[Data records for software interfaces]
_ _ _ _
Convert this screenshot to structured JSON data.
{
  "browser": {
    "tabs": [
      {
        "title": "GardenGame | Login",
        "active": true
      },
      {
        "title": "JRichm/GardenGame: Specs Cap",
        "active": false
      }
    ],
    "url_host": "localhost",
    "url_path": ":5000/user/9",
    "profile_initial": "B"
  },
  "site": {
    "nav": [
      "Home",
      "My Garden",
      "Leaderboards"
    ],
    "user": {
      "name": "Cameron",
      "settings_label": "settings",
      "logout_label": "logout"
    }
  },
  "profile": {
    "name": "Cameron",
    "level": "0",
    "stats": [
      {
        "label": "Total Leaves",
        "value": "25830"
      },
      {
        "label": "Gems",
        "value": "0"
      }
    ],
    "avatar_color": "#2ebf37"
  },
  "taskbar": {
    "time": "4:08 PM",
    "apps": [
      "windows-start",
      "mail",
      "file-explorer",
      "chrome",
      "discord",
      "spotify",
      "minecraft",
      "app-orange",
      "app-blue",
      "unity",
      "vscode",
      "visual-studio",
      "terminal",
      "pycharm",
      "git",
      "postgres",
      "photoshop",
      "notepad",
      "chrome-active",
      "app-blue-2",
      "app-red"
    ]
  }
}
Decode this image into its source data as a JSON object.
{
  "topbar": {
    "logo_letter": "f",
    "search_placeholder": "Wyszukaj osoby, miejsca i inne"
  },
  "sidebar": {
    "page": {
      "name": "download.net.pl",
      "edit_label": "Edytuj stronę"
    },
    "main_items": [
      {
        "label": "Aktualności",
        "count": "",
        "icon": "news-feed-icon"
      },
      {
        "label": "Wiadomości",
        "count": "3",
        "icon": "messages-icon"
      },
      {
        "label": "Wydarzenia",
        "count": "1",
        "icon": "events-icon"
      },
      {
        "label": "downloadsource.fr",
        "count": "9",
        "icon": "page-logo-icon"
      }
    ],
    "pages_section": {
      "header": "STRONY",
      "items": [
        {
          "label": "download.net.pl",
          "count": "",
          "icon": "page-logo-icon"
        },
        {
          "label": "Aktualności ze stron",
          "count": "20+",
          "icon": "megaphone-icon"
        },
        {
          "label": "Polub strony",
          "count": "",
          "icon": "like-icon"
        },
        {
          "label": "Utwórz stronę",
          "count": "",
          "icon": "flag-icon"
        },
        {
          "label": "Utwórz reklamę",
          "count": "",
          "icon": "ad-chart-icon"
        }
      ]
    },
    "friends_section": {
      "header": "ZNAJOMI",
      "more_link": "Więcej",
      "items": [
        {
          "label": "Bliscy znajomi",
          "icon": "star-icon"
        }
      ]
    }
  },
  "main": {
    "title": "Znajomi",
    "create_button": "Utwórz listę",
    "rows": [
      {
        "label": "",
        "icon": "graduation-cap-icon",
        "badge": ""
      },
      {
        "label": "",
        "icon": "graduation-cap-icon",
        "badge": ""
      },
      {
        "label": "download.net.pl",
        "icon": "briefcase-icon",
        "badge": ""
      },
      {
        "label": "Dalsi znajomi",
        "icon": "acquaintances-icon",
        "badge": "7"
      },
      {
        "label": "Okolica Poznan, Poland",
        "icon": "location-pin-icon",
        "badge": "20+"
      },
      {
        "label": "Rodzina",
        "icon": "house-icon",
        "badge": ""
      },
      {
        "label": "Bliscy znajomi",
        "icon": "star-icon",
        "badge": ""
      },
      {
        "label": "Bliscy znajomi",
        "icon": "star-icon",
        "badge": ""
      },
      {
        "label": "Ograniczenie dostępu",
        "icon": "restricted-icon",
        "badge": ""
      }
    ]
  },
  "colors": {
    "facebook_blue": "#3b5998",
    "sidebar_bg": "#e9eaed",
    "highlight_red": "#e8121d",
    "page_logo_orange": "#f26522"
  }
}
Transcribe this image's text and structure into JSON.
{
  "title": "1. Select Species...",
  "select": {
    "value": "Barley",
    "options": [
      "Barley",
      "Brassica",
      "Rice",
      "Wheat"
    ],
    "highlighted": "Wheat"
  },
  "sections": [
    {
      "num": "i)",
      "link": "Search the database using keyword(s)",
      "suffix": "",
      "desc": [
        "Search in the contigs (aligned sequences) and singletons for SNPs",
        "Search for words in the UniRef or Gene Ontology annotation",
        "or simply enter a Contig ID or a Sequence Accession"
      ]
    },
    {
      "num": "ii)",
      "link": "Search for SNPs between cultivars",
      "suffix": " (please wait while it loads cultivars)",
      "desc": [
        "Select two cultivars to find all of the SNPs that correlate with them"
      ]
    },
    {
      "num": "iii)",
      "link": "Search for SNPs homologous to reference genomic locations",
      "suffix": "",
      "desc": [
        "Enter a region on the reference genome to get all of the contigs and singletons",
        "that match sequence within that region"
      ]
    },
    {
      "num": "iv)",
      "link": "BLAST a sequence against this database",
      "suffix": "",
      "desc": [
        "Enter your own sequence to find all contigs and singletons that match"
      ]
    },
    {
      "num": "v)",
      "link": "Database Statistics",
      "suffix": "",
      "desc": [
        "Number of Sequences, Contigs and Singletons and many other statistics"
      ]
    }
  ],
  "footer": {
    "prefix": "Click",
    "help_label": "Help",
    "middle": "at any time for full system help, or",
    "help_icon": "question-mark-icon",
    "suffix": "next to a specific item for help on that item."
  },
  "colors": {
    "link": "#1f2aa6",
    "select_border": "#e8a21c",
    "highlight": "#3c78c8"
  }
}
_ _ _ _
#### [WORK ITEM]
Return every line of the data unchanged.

#### [ANSWER AREA]
Convert this screenshot to structured JSON data.
{
  "browser": {
    "tabs": [
      {
        "title": "GardenGame | Login",
        "active": true
      },
      {
        "title": "JRichm/GardenGame: Specs Cap",
        "active": false
      }
    ],
    "url_host": "localhost",
    "url_path": ":5000/user/9",
    "profile_initial": "B"
  },
  "site": {
    "nav": [
      "Home",
      "My Garden",
      "Leaderboards"
    ],
    "user": {
      "name": "Cameron",
      "settings_label": "settings",
      "logout_label": "logout"
    }
  },
  "profile": {
    "name": "Cameron",
    "level": "0",
    "stats": [
      {
        "label": "Total Leaves",
        "value": "25830"
      },
      {
        "label": "Gems",
        "value": "0"
      }
    ],
    "avatar_color": "#2ebf37"
  },
  "taskbar": {
    "time": "4:08 PM",
    "apps": [
      "windows-start",
      "mail",
      "file-explorer",
      "chrome",
      "discord",
      "spotify",
      "minecraft",
      "app-orange",
      "app-blue",
      "unity",
      "vscode",
      "visual-studio",
      "terminal",
      "pycharm",
      "git",
      "postgres",
      "photoshop",
      "notepad",
      "chrome-active",
      "app-blue-2",
      "app-red"
    ]
  }
}
Decode this image into its source data as a JSON object.
{
  "topbar": {
    "logo_letter": "f",
    "search_placeholder": "Wyszukaj osoby, miejsca i inne"
  },
  "sidebar": {
    "page": {
      "name": "download.net.pl",
      "edit_label": "Edytuj stronę"
    },
    "main_items": [
      {
        "label": "Aktualności",
        "count": "",
        "icon": "news-feed-icon"
      },
      {
        "label": "Wiadomości",
        "count": "3",
        "icon": "messages-icon"
      },
      {
        "label": "Wydarzenia",
        "count": "1",
        "icon": "events-icon"
      },
      {
        "label": "downloadsource.fr",
        "count": "9",
        "icon": "page-logo-icon"
      }
    ],
    "pages_section": {
      "header": "STRONY",
      "items": [
        {
          "label": "download.net.pl",
          "count": "",
          "icon": "page-logo-icon"
        },
        {
          "label": "Aktualności ze stron",
          "count": "20+",
          "icon": "megaphone-icon"
        },
        {
          "label": "Polub strony",
          "count": "",
          "icon": "like-icon"
        },
        {
          "label": "Utwórz stronę",
          "count": "",
          "icon": "flag-icon"
        },
        {
          "label": "Utwórz reklamę",
          "count": "",
          "icon": "ad-chart-icon"
        }
      ]
    },
    "friends_section": {
      "header": "ZNAJOMI",
      "more_link": "Więcej",
      "items": [
        {
          "label": "Bliscy znajomi",
          "icon": "star-icon"
        }
      ]
    }
  },
  "main": {
    "title": "Znajomi",
    "create_button": "Utwórz listę",
    "rows": [
      {
        "label": "",
        "icon": "graduation-cap-icon",
        "badge": ""
      },
      {
        "label": "",
        "icon": "graduation-cap-icon",
        "badge": ""
      },
      {
        "label": "download.net.pl",
        "icon": "briefcase-icon",
        "badge": ""
      },
      {
        "label": "Dalsi znajomi",
        "icon": "acquaintances-icon",
        "badge": "7"
      },
      {
        "label": "Okolica Poznan, Poland",
        "icon": "location-pin-icon",
        "badge": "20+"
      },
      {
        "label": "Rodzina",
        "icon": "house-icon",
        "badge": ""
      },
      {
        "label": "Bliscy znajomi",
        "icon": "star-icon",
        "badge": ""
      },
      {
        "label": "Bliscy znajomi",
        "icon": "star-icon",
        "badge": ""
      },
      {
        "label": "Ograniczenie dostępu",
        "icon": "restricted-icon",
        "badge": ""
      }
    ]
  },
  "colors": {
    "facebook_blue": "#3b5998",
    "sidebar_bg": "#e9eaed",
    "highlight_red": "#e8121d",
    "page_logo_orange": "#f26522"
  }
}
Transcribe this image's text and structure into JSON.
{
  "title": "1. Select Species...",
  "select": {
    "value": "Barley",
    "options": [
      "Barley",
      "Brassica",
      "Rice",
      "Wheat"
    ],
    "highlighted": "Wheat"
  },
  "sections": [
    {
      "num": "i)",
      "link": "Search the database using keyword(s)",
      "suffix": "",
      "desc": [
        "Search in the contigs (aligned sequences) and singletons for SNPs",
        "Search for words in the UniRef or Gene Ontology annotation",
        "or simply enter a Contig ID or a Sequence Accession"
      ]
    },
    {
      "num": "ii)",
      "link": "Search for SNPs between cultivars",
      "suffix": " (please wait while it loads cultivars)",
      "desc": [
        "Select two cultivars to find all of the SNPs that correlate with them"
      ]
    },
    {
      "num": "iii)",
      "link": "Search for SNPs homologous to reference genomic locations",
      "suffix": "",
      "desc": [
        "Enter a region on the reference genome to get all of the contigs and singletons",
        "that match sequence within that region"
      ]
    },
    {
      "num": "iv)",
      "link": "BLAST a sequence against this database",
      "suffix": "",
      "desc": [
        "Enter your own sequence to find all contigs and singletons that match"
      ]
    },
    {
      "num": "v)",
      "link": "Database Statistics",
      "suffix": "",
      "desc": [
        "Number of Sequences, Contigs and Singletons and many other statistics"
      ]
    }
  ],
  "footer": {
    "prefix": "Click",
    "help_label": "Help",
    "middle": "at any time for full system help, or",
    "help_icon": "question-mark-icon",
    "suffix": "next to a specific item for help on that item."
  },
  "colors": {
    "link": "#1f2aa6",
    "select_border": "#e8a21c",
    "highlight": "#3c78c8"
  }
}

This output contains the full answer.